*** Supplied information ***

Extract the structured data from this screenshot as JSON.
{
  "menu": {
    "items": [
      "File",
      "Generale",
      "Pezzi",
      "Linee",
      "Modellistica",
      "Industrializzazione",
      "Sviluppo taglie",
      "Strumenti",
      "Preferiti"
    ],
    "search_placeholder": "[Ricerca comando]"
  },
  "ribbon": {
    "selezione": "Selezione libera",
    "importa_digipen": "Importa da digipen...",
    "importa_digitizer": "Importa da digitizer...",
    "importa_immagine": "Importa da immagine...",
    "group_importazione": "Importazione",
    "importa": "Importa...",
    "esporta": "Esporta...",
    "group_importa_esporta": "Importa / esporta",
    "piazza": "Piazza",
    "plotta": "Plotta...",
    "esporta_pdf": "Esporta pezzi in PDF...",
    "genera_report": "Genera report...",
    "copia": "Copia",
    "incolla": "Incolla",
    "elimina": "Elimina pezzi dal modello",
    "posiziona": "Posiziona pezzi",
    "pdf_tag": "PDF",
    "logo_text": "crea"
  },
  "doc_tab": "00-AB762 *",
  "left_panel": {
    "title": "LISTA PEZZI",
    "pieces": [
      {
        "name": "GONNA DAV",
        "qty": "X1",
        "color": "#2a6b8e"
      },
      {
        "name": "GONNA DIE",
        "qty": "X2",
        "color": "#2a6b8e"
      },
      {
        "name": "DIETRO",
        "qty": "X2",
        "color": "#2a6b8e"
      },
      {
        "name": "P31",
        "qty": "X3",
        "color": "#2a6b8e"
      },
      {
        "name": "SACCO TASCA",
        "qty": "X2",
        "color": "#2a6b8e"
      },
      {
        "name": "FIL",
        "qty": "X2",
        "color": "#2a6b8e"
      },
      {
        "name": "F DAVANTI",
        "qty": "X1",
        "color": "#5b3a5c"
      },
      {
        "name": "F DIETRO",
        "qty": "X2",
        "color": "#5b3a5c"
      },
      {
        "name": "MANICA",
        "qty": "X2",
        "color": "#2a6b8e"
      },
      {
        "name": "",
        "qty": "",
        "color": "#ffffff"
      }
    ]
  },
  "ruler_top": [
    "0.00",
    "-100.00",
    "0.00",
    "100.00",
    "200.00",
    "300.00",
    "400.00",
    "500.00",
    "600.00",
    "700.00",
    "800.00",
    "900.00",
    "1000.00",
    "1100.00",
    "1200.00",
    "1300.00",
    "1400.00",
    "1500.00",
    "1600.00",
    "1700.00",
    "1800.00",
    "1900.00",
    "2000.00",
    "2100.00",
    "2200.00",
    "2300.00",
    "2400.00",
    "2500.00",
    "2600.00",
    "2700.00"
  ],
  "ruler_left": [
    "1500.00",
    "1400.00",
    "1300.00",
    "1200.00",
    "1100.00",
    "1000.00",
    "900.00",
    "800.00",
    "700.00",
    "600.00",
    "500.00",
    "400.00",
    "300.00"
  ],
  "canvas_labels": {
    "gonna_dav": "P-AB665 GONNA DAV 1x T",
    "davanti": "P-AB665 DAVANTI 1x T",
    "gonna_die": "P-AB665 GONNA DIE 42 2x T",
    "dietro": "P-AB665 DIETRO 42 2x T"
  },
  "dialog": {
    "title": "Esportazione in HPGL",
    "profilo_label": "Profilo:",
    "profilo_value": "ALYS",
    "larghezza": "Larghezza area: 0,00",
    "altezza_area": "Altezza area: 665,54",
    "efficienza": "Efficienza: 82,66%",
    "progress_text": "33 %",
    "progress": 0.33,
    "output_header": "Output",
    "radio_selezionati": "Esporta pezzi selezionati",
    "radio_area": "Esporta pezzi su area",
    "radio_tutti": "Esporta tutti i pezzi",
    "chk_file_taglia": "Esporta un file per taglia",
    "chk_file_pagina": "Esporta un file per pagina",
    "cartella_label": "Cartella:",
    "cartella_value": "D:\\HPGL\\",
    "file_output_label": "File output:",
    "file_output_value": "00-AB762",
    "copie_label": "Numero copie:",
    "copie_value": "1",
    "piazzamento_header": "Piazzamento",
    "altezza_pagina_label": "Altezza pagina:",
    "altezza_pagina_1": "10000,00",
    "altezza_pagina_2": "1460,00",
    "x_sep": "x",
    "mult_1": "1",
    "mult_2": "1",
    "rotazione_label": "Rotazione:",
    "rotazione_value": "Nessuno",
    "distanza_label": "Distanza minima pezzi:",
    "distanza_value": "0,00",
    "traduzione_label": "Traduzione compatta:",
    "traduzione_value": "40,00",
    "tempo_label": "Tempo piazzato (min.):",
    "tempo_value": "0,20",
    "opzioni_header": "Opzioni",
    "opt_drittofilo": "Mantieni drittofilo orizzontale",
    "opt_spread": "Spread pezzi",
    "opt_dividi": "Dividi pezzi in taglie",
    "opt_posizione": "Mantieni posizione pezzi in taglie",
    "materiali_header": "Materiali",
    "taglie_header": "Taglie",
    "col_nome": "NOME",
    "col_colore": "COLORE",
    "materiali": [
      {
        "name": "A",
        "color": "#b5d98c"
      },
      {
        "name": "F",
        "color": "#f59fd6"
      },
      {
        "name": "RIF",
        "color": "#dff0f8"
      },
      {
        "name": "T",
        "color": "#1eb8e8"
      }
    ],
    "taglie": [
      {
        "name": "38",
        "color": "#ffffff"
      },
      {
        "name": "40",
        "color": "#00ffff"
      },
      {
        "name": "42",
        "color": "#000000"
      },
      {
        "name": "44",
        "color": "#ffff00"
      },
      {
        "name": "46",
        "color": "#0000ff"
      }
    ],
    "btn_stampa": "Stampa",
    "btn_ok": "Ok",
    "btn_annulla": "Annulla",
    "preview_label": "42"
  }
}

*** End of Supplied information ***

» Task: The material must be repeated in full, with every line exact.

» Result for this exercise:
Extract the structured data from this screenshot as JSON.
{
  "menu": {
    "items": [
      "File",
      "Generale",
      "Pezzi",
      "Linee",
      "Modellistica",
      "Industrializzazione",
      "Sviluppo taglie",
      "Strumenti",
      "Preferiti"
    ],
    "search_placeholder": "[Ricerca comando]"
  },
  "ribbon": {
    "selezione": "Selezione libera",
    "importa_digipen": "Importa da digipen...",
    "importa_digitizer": "Importa da digitizer...",
    "importa_immagine": "Importa da immagine...",
    "group_importazione": "Importazione",
    "importa": "Importa...",
    "esporta": "Esporta...",
    "group_importa_esporta": "Importa / esporta",
    "piazza": "Piazza",
    "plotta": "Plotta...",
    "esporta_pdf": "Esporta pezzi in PDF...",
    "genera_report": "Genera report...",
    "copia": "Copia",
    "incolla": "Incolla",
    "elimina": "Elimina pezzi dal modello",
    "posiziona": "Posiziona pezzi",
    "pdf_tag": "PDF",
    "logo_text": "crea"
  },
  "doc_tab": "00-AB762 *",
  "left_panel": {
    "title": "LISTA PEZZI",
    "pieces": [
      {
        "name": "GONNA DAV",
        "qty": "X1",
        "color": "#2a6b8e"
      },
      {
        "name": "GONNA DIE",
        "qty": "X2",
        "color": "#2a6b8e"
      },
      {
        "name": "DIETRO",
        "qty": "X2",
        "color": "#2a6b8e"
      },
      {
        "name": "P31",
        "qty": "X3",
        "color": "#2a6b8e"
      },
      {
        "name": "SACCO TASCA",
        "qty": "X2",
        "color": "#2a6b8e"
      },
      {
        "name": "FIL",
        "qty": "X2",
        "color": "#2a6b8e"
      },
      {
        "name": "F DAVANTI",
        "qty": "X1",
        "color": "#5b3a5c"
      },
      {
        "name": "F DIETRO",
        "qty": "X2",
        "color": "#5b3a5c"
      },
      {
        "name": "MANICA",
        "qty": "X2",
        "color": "#2a6b8e"
      },
      {
        "name": "",
        "qty": "",
        "color": "#ffffff"
      }
    ]
  },
  "ruler_top": [
    "0.00",
    "-100.00",
    "0.00",
    "100.00",
    "200.00",
    "300.00",
    "400.00",
    "500.00",
    "600.00",
    "700.00",
    "800.00",
    "900.00",
    "1000.00",
    "1100.00",
    "1200.00",
    "1300.00",
    "1400.00",
    "1500.00",
    "1600.00",
    "1700.00",
    "1800.00",
    "1900.00",
    "2000.00",
    "2100.00",
    "2200.00",
    "2300.00",
    "2400.00",
    "2500.00",
    "2600.00",
    "2700.00"
  ],
  "ruler_left": [
    "1500.00",
    "1400.00",
    "1300.00",
    "1200.00",
    "1100.00",
    "1000.00",
    "900.00",
    "800.00",
    "700.00",
    "600.00",
    "500.00",
    "400.00",
    "300.00"
  ],
  "canvas_labels": {
    "gonna_dav": "P-AB665 GONNA DAV 1x T",
    "davanti": "P-AB665 DAVANTI 1x T",
    "gonna_die": "P-AB665 GONNA DIE 42 2x T",
    "dietro": "P-AB665 DIETRO 42 2x T"
  },
  "dialog": {
    "title": "Esportazione in HPGL",
    "profilo_label": "Profilo:",
    "profilo_value": "ALYS",
    "larghezza": "Larghezza area: 0,00",
    "altezza_area": "Altezza area: 665,54",
    "efficienza": "Efficienza: 82,66%",
    "progress_text": "33 %",
    "progress": 0.33,
    "output_header": "Output",
    "radio_selezionati": "Esporta pezzi selezionati",
    "radio_area": "Esporta pezzi su area",
    "radio_tutti": "Esporta tutti i pezzi",
    "chk_file_taglia": "Esporta un file per taglia",
    "chk_file_pagina": "Esporta un file per pagina",
    "cartella_label": "Cartella:",
    "cartella_value": "D:\\HPGL\\",
    "file_output_label": "File output:",
    "file_output_value": "00-AB762",
    "copie_label": "Numero copie:",
    "copie_value": "1",
    "piazzamento_header": "Piazzamento",
    "altezza_pagina_label": "Altezza pagina:",
    "altezza_pagina_1": "10000,00",
    "altezza_pagina_2": "1460,00",
    "x_sep": "x",
    "mult_1": "1",
    "mult_2": "1",
    "rotazione_label": "Rotazione:",
    "rotazione_value": "Nessuno",
    "distanza_label": "Distanza minima pezzi:",
    "distanza_value": "0,00",
    "traduzione_label": "Traduzione compatta:",
    "traduzione_value": "40,00",
    "tempo_label": "Tempo piazzato (min.):",
    "tempo_value": "0,20",
    "opzioni_header": "Opzioni",
    "opt_drittofilo": "Mantieni drittofilo orizzontale",
    "opt_spread": "Spread pezzi",
    "opt_dividi": "Dividi pezzi in taglie",
    "opt_posizione": "Mantieni posizione pezzi in taglie",
    "materiali_header": "Materiali",
    "taglie_header": "Taglie",
    "col_nome": "NOME",
    "col_colore": "COLORE",
    "materiali": [
      {
        "name": "A",
        "color": "#b5d98c"
      },
      {
        "name": "F",
        "color": "#f59fd6"
      },
      {
        "name": "RIF",
        "color": "#dff0f8"
      },
      {
        "name": "T",
        "color": "#1eb8e8"
      }
    ],
    "taglie": [
      {
        "name": "38",
        "color": "#ffffff"
      },
      {
        "name": "40",
        "color": "#00ffff"
      },
      {
        "name": "42",
        "color": "#000000"
      },
      {
        "name": "44",
        "color": "#ffff00"
      },
      {
        "name": "46",
        "color": "#0000ff"
      }
    ],
    "btn_stampa": "Stampa",
    "btn_ok": "Ok",
    "btn_annulla": "Annulla",
    "preview_label": "42"
  }
}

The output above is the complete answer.